 2.     There has been a lot of media scaremongering over the proliferation of synthetic drugs. Children are taking them. John Campbell sought out the only person in the world who had a son who died from K2 and heard his heart-rending story. I’ll accept that these unnatural drugs are dangerous. But unfortunately, they have actually been created because of the prohibition on drugs. There is a demand for having an awesome night that will not go away. And some people try and fill that demand by creating things which are like marijuana but without the same chemical make-up. People take them. They are sold at the local dairy. They cause harm.

3.     Drug laws are racist. Unlike assault where someone is harmed, no one is directly hurt in the process of smoking marijuana. No one reports it happening. But cops have to come down hard. They have to search for people and find people who smoke such a killer drug; who wreak havoc on our communities. What better way to do it than to rely on their prejudices. 13 per cent of those who consume marijuana in New Zealand are Māori. Yet over 60 per cent of those caught are Māori. Random? No. Just racist.

4.     If you are a concerned parent who stays up late worrying about your dear Johnny and his dangerous pot-smoking friend Jim, then you should also legalise drugs. Because when they are illegal, you can’t regulate them. Alcohol has to be checked so that we know the percentage of alcohol in it. It can’t poison you or be laced with cocaine. Marijuana can be. Sometimes, you get drugs from a friend. Other times, they get it from someone with whom you wouldn’t want to party. If it’s legal, we can have age restrictions, content restrictions, quantity restrictions: a better joint.

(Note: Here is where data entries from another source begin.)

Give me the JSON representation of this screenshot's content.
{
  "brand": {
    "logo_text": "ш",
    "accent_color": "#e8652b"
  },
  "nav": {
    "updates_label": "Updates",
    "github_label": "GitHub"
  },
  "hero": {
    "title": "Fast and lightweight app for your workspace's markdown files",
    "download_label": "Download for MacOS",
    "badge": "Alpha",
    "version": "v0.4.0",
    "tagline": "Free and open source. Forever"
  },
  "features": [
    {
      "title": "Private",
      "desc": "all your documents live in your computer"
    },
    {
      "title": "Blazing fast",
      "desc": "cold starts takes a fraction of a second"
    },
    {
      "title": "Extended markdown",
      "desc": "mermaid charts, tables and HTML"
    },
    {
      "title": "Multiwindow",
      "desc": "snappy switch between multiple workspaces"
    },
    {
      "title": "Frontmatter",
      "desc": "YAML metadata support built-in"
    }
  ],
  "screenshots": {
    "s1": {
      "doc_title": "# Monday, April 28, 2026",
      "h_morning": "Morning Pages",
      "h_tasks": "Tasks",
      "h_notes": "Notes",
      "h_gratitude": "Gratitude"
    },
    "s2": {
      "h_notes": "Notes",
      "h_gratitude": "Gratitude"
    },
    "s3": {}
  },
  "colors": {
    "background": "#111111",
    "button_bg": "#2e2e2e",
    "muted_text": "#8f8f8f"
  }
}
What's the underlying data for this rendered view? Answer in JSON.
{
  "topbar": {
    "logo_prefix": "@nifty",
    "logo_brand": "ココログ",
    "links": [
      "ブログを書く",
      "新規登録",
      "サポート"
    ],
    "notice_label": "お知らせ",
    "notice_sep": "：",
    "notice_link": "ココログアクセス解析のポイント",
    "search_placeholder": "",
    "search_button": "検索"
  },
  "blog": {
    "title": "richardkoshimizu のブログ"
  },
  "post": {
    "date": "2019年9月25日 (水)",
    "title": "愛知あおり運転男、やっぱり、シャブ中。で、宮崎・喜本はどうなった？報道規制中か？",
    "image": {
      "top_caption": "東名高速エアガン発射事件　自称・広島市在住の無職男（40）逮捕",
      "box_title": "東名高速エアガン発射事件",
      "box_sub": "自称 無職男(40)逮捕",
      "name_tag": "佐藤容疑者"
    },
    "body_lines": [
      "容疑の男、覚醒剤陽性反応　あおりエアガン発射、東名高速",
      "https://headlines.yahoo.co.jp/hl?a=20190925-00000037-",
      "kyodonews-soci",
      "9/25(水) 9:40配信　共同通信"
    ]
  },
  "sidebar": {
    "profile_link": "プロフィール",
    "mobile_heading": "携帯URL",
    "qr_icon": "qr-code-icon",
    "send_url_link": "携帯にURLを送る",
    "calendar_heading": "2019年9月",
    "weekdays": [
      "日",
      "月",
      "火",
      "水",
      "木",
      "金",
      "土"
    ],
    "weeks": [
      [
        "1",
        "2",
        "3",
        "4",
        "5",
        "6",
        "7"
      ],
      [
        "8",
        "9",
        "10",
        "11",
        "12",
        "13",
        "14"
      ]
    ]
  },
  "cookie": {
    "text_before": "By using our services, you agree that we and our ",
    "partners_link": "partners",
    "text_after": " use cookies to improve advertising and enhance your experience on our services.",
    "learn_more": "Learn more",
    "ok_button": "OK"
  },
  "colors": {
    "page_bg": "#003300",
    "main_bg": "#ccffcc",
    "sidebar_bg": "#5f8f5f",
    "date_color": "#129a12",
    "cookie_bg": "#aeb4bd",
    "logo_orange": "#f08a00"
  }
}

5.     In fact, drugs are actually stronger now because they are illegal. You are punished based on the quantity of drugs you are holding. If you have too much, you are a supplier and thus get a larger fine or jail time. But quantity is based on weight, not on strength. So, if you are your average drug dealer, you make your stuff stronger shit. The THC level of Marijuana is four times as strong as it was in the 1970s. Cocaine, many say, was actually created because of the prohibition on marijuana. It is easier to hide; harder to detect. On second thought, that is probably the only benefit of prohibition.

6.     Some people probably do have drug problems. Like others have eating problems. Or alcohol problems. Or mental-health problems. And those people should seek help. Drug prohibition puts them in jail next to a rapist rather than offering them the support that they need. Sure they can, at any time before they are caught, go to rehab. But they don’t. Because, quite rightly, they are worried about getting punished. People fear the consequences of seeking help. Shame.

Our current law is nothing other than cultural snobbery by political elites. John Key can drink Moët with his son. He can take him skiing on volcanoes, or surfing at his bach in Hawaii. But our methods to make ourselves happy are somehow unworthy. You are the 80 per cent. Don’t be told by decree from the powers above how you should make your life better. Do like Obama did. Smoke.*

People cheer themselves up in many ways. Some get drunk. Some eat burgers. Some watch Notting Hill. Some go for runs. Some engage in monogamy. Some take medication. Others smoke a joint. Only one of those people is a criminal. Fuck that.

——

*Only if you want to, no pressure, LOL

Share on FacebookShare on Google+Pin on PinterestTweet about this on Twitter

About the Author ()

Comments are closed.

Recent posts

  1. An (im)possible dream: Living Wage for Vic Books
  2. Salient and VUW tussle over Official Information Act requests
  3. One Ocean
  4. Orphanage voluntourism a harmful exercise
  5. Interview with Grayson Gilmour
  6. Political Round Up
  7. A Town Like Alice — Nevil Shute
  8. Presidential Address
  9. Do You Ever Feel Like a Plastic Bag?
  10. Sport
1

Editor's Pick

In Which a Boy Leaves

: - SPONSORED - I’ve always been a fairly lucky kid. I essentially lucked out at birth, being born white, male, heterosexual, to a well off family. My life was never going to be particularly hard. And so my tale begins, with another stroke of sheer luck. After my girlfriend sugge